BELARUS: Slander and obstruction to keep foreigners out
As noted by Forum 18, “Catholics responded vigorously to accusations by the senior state religious affairs official that foreign Catholic priests working in Belarus often break the law, Forum 18 News Service notes. “They don’t like our country, our laws and authorities. In such cases we don’t prolong their stay in our country,” Plenipotentiary for Religious and Ethnic Affairs Leonid Gulyako had declared in presenting his annual report for 2014. He accused unspecified priests of conducting services outside the regions where they had been given state permission to serve, not understanding either of the state languages (Russian and Belarusian) and drunken driving. Both Gulyako and his deputy refused to explain his accusations to Forum 18, which Catholics described as “slander”. It was only with difficulty that Polish priest Fr Roman Schulz’ permission to remain in his Mogilev parish was extended for a further six months until 20 June 2015, Catholics told Forum 18. A Protestant seminary failed to get permission for foreign religious lecturers.”
By Olga Glace
2/25/2015 Belarus (Forum 18)-Accusations by the senior state religious affairs official that foreign Catholic priests working in Belarus are guilty of drunken driving and other offences have evoked protest from Catholic leaders and a petition from local Catholics. They object that the claims were unfounded and slanderous, Forum 18 News Service has learnt. Catholic bishops reproached the authorities that despite the obvious lack of clergy, they refuse permission to some foreign priests invited to come to serve in Belarus. The leader of Minsk’s Baptist seminary told Forum 18 that invitations for foreign lecturers to join the staff often fail. And two foreign Jehovah’s Witnesses were officially warned by a court that they have no right to talk to people on the streets about their faith because they are not Belarusian citizens.
The authorities have long expressed an intention to reduce the number of foreigners conducting religious activity in Belarus. Although the Russian Orthodox Church has a number of foreign clergy in Belarus, including its leader Metropolitan Pavel, the Catholic Church is the religious community most dependent on foreign religious personnel.

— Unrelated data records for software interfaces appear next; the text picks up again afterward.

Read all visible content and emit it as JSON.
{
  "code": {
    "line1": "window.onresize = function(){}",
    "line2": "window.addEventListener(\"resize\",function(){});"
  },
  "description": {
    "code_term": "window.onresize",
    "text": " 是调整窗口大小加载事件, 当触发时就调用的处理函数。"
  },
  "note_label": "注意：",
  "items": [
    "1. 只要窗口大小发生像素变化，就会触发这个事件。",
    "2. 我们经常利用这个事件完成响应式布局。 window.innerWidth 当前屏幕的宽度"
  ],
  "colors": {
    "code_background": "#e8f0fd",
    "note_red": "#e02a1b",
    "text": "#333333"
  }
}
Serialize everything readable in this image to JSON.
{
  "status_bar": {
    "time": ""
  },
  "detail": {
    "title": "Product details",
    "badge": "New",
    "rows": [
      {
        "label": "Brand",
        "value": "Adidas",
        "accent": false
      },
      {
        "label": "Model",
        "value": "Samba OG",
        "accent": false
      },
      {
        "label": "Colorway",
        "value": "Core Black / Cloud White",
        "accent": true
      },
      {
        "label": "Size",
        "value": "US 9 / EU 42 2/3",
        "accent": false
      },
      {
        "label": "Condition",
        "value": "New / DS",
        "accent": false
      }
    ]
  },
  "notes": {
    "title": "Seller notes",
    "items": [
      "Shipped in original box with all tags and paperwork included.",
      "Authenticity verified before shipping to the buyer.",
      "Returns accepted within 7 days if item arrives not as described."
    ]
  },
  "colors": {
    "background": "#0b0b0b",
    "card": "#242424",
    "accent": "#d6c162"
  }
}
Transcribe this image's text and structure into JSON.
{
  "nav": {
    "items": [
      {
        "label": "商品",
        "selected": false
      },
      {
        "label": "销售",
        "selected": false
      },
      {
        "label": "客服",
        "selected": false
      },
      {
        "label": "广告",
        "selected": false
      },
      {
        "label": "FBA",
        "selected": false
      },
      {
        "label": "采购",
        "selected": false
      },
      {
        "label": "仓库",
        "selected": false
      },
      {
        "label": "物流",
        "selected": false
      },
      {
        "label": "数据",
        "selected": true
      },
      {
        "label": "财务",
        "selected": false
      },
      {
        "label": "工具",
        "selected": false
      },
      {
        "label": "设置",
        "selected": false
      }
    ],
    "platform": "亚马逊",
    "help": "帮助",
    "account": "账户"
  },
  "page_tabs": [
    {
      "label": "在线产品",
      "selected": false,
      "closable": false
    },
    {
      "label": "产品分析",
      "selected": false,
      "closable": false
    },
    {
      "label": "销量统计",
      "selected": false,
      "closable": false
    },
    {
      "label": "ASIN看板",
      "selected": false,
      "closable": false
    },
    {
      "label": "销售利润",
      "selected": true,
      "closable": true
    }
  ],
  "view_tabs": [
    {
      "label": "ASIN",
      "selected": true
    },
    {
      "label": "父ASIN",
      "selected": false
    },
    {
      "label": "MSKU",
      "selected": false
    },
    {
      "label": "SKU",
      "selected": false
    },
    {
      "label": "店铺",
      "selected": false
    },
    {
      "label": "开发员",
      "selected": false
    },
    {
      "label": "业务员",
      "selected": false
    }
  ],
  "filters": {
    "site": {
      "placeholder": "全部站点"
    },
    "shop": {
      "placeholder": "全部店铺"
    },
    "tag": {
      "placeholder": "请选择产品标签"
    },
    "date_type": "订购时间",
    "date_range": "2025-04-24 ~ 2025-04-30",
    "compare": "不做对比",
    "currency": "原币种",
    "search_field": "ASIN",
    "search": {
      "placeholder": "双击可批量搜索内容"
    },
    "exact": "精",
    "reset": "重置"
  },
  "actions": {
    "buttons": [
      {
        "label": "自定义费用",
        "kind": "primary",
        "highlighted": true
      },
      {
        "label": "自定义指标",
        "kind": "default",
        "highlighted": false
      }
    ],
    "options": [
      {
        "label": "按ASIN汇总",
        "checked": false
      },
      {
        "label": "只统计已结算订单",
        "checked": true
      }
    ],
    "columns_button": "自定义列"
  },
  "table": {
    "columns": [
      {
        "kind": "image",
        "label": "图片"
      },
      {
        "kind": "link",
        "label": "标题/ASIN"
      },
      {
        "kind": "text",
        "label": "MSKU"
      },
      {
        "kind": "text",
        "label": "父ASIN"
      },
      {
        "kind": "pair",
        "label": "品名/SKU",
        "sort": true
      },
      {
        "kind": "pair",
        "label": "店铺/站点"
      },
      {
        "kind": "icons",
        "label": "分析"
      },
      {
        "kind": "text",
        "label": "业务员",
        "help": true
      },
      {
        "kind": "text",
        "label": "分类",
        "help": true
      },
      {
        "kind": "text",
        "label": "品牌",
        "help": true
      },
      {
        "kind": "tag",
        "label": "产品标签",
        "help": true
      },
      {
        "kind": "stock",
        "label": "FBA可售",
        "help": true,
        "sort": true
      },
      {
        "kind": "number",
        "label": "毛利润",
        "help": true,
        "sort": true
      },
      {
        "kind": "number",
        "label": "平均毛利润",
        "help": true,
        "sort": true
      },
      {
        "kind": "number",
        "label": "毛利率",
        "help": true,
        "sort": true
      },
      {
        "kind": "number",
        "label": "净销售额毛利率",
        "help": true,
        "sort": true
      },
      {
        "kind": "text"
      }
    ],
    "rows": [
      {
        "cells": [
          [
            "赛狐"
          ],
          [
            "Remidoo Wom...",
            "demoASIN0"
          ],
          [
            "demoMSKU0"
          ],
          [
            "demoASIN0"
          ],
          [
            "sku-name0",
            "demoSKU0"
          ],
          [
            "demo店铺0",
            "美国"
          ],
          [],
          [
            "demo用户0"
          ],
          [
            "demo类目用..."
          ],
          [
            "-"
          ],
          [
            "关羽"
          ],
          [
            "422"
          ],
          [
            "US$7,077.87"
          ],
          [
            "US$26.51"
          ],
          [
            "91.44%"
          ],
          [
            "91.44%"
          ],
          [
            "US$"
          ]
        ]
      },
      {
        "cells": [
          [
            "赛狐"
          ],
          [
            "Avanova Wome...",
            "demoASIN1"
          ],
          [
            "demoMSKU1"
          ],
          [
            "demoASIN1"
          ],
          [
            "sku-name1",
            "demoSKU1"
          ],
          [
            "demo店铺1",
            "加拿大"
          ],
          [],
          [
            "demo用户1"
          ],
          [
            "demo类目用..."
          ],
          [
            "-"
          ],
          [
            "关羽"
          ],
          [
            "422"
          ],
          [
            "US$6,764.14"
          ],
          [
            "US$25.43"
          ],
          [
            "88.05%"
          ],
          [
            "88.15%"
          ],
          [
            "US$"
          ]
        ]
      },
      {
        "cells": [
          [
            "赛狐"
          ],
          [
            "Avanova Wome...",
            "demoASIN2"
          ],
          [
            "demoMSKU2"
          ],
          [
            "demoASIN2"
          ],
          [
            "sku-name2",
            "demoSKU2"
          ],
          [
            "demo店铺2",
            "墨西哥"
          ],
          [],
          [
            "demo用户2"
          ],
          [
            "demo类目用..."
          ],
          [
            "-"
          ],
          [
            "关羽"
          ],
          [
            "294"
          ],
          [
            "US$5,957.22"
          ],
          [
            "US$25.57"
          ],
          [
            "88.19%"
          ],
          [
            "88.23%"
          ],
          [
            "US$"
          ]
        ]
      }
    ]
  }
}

However, Forum 18 notes that Catholic leaders have always been highly reluctant to discuss visa denials or denials of the compulsory state permission any foreigner needs to conduct religious activity in Belarus.
The Pro-rector of Minsk’s Baptist Theological Seminary, Yakov Timofeyev, pointed out that sometimes foreign professors they have invited, especially from the United States, are denied visas to Belarus. “We try not to make a problem out of it and look for other professors,” he told Forum 18 on 26 January. He said they can invite foreigners for short seminars.
In the 2000s, more than 30 foreigners – Catholics, Protestants and Jews – are known to have been barred from conducting religious activity in Belarus (see F18News 15 July 2009 http://www.forum18.org/archive.php?article_id=1326).
Extended with difficulty
Illustrating the Catholic Church’s difficulty inviting or maintaining foreign priests and nuns is the case of Fr Roman Schulz. A Polish priest of the Dominican Order, he had served in St. Kazimir and Yadviga church in Mogilev [Mahilyow] for seven years before the state authorities refused him permission to continue to conduct religious work in April 2014. After protests by parishioners, Fr Schulz’ permission was extended, initially for ten days to cover Easter, and then until 20 December 2014 (see Forum 18’s Belarus religious freedom survey http://www.forum18.org/archive.php?article_id=1997).
It was only with difficulty that Fr Schulz’ permission was extended for a further six months until 20 June 2015, Catholics told Forum 18.
Also in 2014, a Polish priest from the Franciscan Order was not allowed to come to Ivanets, Minsk Region.